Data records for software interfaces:
------------------------------

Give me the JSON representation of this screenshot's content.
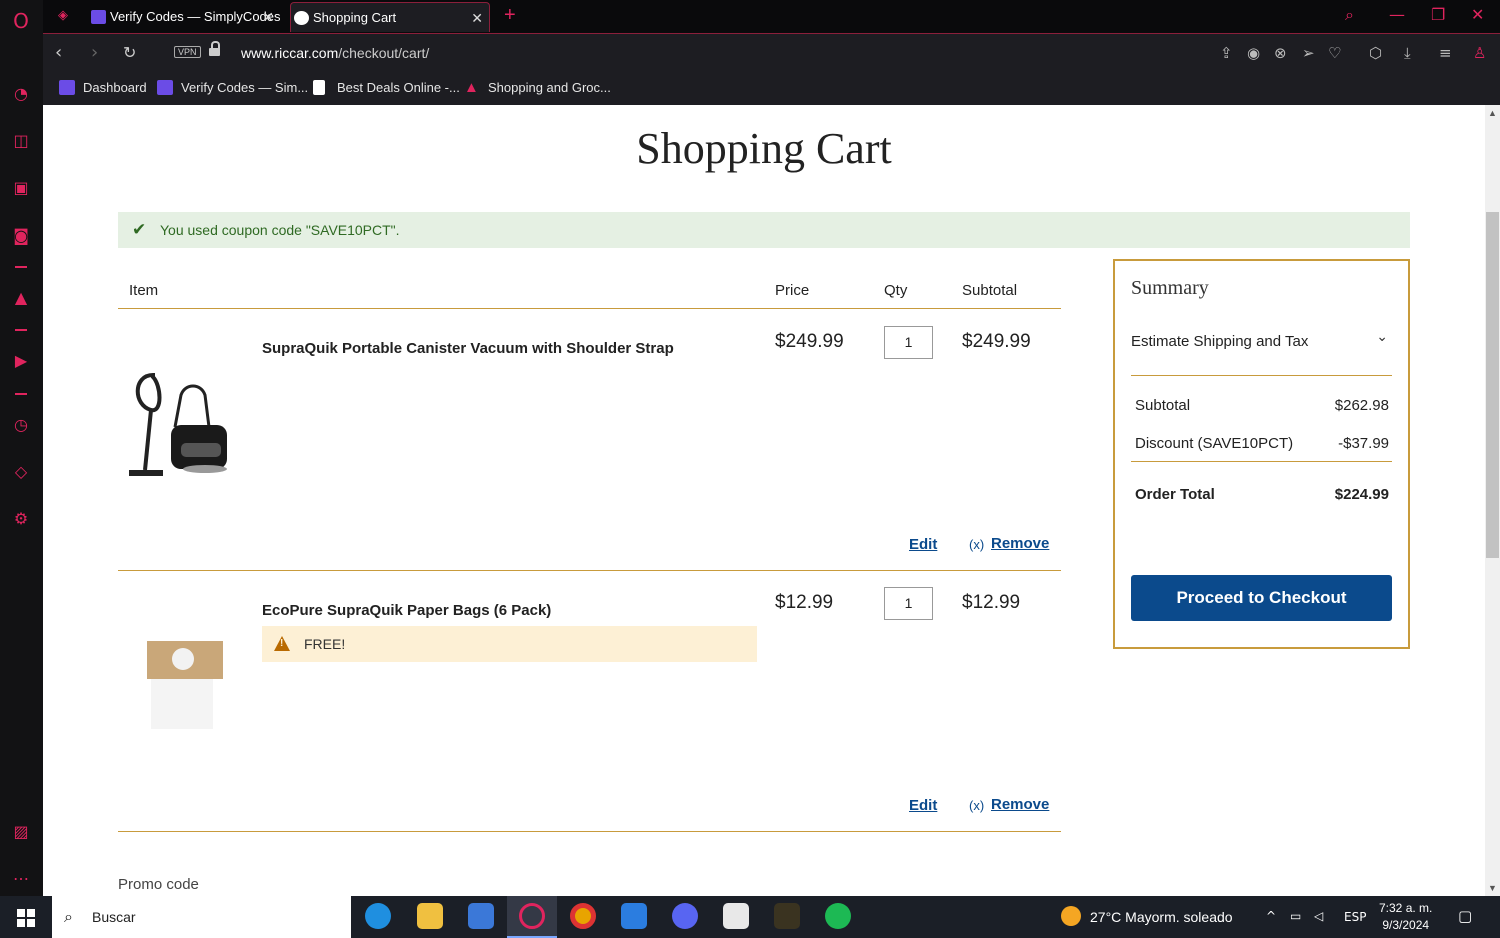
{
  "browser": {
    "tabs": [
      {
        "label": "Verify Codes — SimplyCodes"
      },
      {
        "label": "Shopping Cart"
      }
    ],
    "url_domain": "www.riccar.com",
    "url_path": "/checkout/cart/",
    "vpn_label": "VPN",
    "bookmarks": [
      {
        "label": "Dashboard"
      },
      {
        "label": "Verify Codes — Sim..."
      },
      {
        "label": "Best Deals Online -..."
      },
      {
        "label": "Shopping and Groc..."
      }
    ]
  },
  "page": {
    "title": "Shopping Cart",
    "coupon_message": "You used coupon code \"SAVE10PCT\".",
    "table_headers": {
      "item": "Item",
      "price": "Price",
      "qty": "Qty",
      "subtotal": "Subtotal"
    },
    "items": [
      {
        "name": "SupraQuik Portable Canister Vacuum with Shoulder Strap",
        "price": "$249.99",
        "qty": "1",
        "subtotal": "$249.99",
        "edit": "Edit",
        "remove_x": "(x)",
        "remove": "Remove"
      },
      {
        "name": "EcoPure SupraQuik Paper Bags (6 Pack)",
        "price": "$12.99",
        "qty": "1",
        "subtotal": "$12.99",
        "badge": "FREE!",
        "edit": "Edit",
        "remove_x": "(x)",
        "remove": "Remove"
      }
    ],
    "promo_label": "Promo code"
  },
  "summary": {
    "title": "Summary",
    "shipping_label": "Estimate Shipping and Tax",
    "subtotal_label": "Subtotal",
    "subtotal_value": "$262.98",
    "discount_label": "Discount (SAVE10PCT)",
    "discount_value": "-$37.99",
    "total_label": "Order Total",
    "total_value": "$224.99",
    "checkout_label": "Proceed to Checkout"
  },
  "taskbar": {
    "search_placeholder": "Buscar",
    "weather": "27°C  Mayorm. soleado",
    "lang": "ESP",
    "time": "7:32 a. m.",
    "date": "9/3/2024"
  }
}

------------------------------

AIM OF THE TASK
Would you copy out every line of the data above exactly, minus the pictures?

THE COMPLETED TASK
Give me the JSON representation of this screenshot's content.
{
  "browser": {
    "tabs": [
      {
        "label": "Verify Codes — SimplyCodes"
      },
      {
        "label": "Shopping Cart"
      }
    ],
    "url_domain": "www.riccar.com",
    "url_path": "/checkout/cart/",
    "vpn_label": "VPN",
    "bookmarks": [
      {
        "label": "Dashboard"
      },
      {
        "label": "Verify Codes — Sim..."
      },
      {
        "label": "Best Deals Online -..."
      },
      {
        "label": "Shopping and Groc..."
      }
    ]
  },
  "page": {
    "title": "Shopping Cart",
    "coupon_message": "You used coupon code \"SAVE10PCT\".",
    "table_headers": {
      "item": "Item",
      "price": "Price",
      "qty": "Qty",
      "subtotal": "Subtotal"
    },
    "items": [
      {
        "name": "SupraQuik Portable Canister Vacuum with Shoulder Strap",
        "price": "$249.99",
        "qty": "1",
        "subtotal": "$249.99",
        "edit": "Edit",
        "remove_x": "(x)",
        "remove": "Remove"
      },
      {
        "name": "EcoPure SupraQuik Paper Bags (6 Pack)",
        "price": "$12.99",
        "qty": "1",
        "subtotal": "$12.99",
        "badge": "FREE!",
        "edit": "Edit",
        "remove_x": "(x)",
        "remove": "Remove"
      }
    ],
    "promo_label": "Promo code"
  },
  "summary": {
    "title": "Summary",
    "shipping_label": "Estimate Shipping and Tax",
    "subtotal_label": "Subtotal",
    "subtotal_value": "$262.98",
    "discount_label": "Discount (SAVE10PCT)",
    "discount_value": "-$37.99",
    "total_label": "Order Total",
    "total_value": "$224.99",
    "checkout_label": "Proceed to Checkout"
  },
  "taskbar": {
    "search_placeholder": "Buscar",
    "weather": "27°C  Mayorm. soleado",
    "lang": "ESP",
    "time": "7:32 a. m.",
    "date": "9/3/2024"
  }
}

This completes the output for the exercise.